Between Emerson’s two radio stations, students at the college have the chance to have their voice heard by millions of listeners. For the first time next year, the skills for a career in radio will only be offered through a minor, not within a major.
Starting in the fall, the college will offer a radio minor for students interested in the discipline, replacing its previous radio concentration within the visual and media arts major. Emerson stopped offering that concentration to new students last semester, according to a previous Beacon report.
“There will be several courses available to students, such as marketing, sales and promotions, vocal presentation for media and broadcast, radio journalism, and business of broadcasting,” said Jack Casey, the general manager of WERS, Emerson’s student-run public radio station. “The courses cover different areas of radio, because we want to help students develop specific skills and succeed in the business.”

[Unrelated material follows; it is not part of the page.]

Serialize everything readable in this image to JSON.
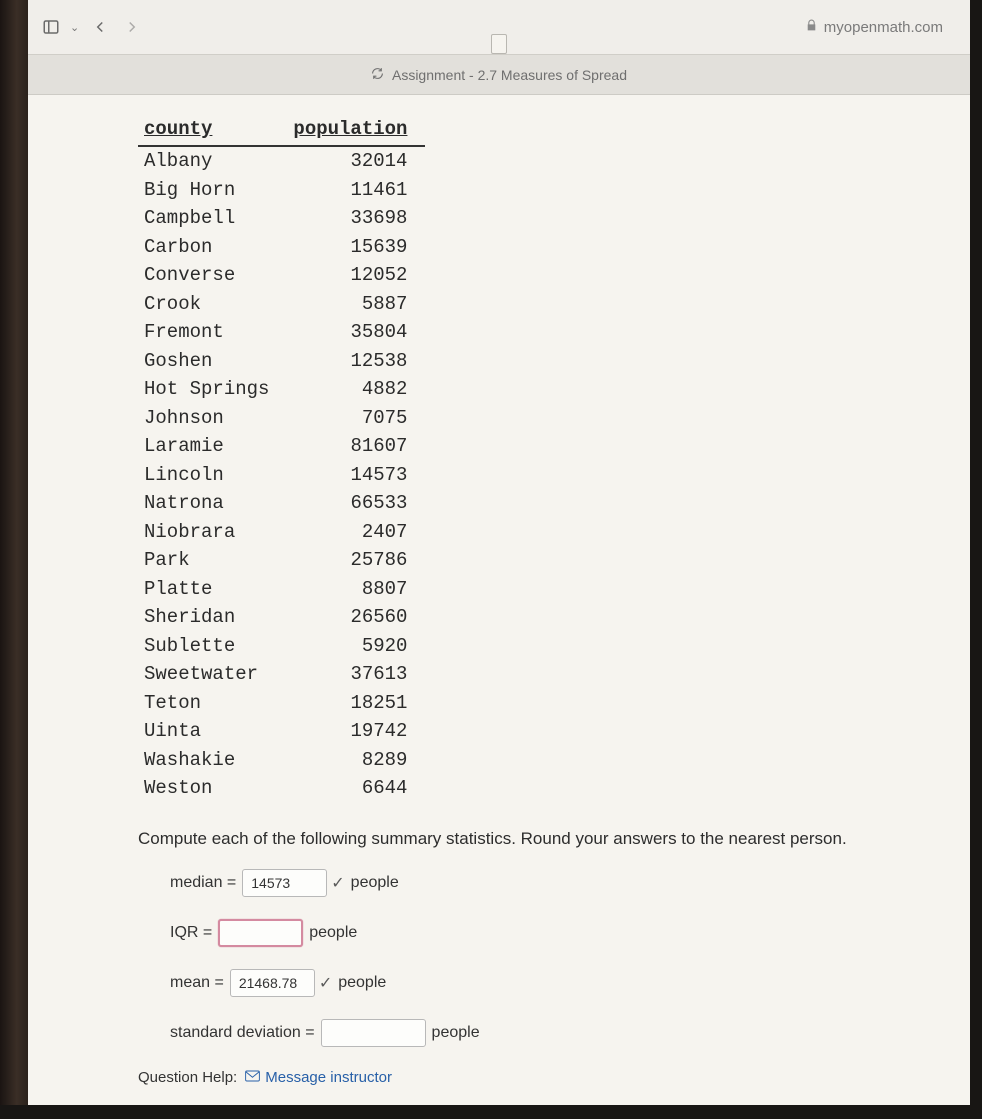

Students are currently able to participate in radio through WERS and WECB, an online station. Casey said that students hold almost all of the responsibilities of running these stations.
“At WERS, we have 12 paid student managers who act as program directors, music directors, and web editors,” Casey said. “Aside from them, there are about 80 volunteers who act as DJs and newscasters. WECB also has many volunteers who are able to design their own programs. The stations allow them to identify the real jobs they would be doing outside of Emerson.”
Because of the high level of work put in at the radio stations, Casey said he believes these students will be interested in the radio minor.
Emma-Jean Weinstein, a senior visual and media arts major, agreed.
“I started at WERS as a sophomore, hosting a Jewish music show,” Weinstein said. “I later got a job reporting, producing, and overseeing the reporting for a program called ‘You Are Here.’ I no longer work at WERS because I’m doing an internship, but I enjoyed my time there. I feel like I’m four years too late for this radio minor.”
According to William Gilligan, interest among students in radio has fluctuated over time.
“Twenty years ago, there used to be a couple hundred students in the visual and media arts department who majored in radio,” said Gilligan, vice president of information technology. “A number of factors went into the major’s decline.”
Casey added that the decline in jobs in the radio industry could have contributed to the closing of the concentration.
Due to the climate change in the radio industry, the college chose to end the major.
“It was a decision made by the visual and media arts department,” Casey said. “I imagine it was due to fewer jobs than in decades past. But broadcast journalism is having a bad time as well, so I’m not sure why the decision was made to only phase out radio.”
Despite this, both Casey and Gilligan said they are confident that the new minor will attract a large audience.
“People used to predict the death of television,” Gilligan said. “But TV isn’t going anywhere. It’s the same with radio. Radio isn’t going anywhere. It’s just changing.”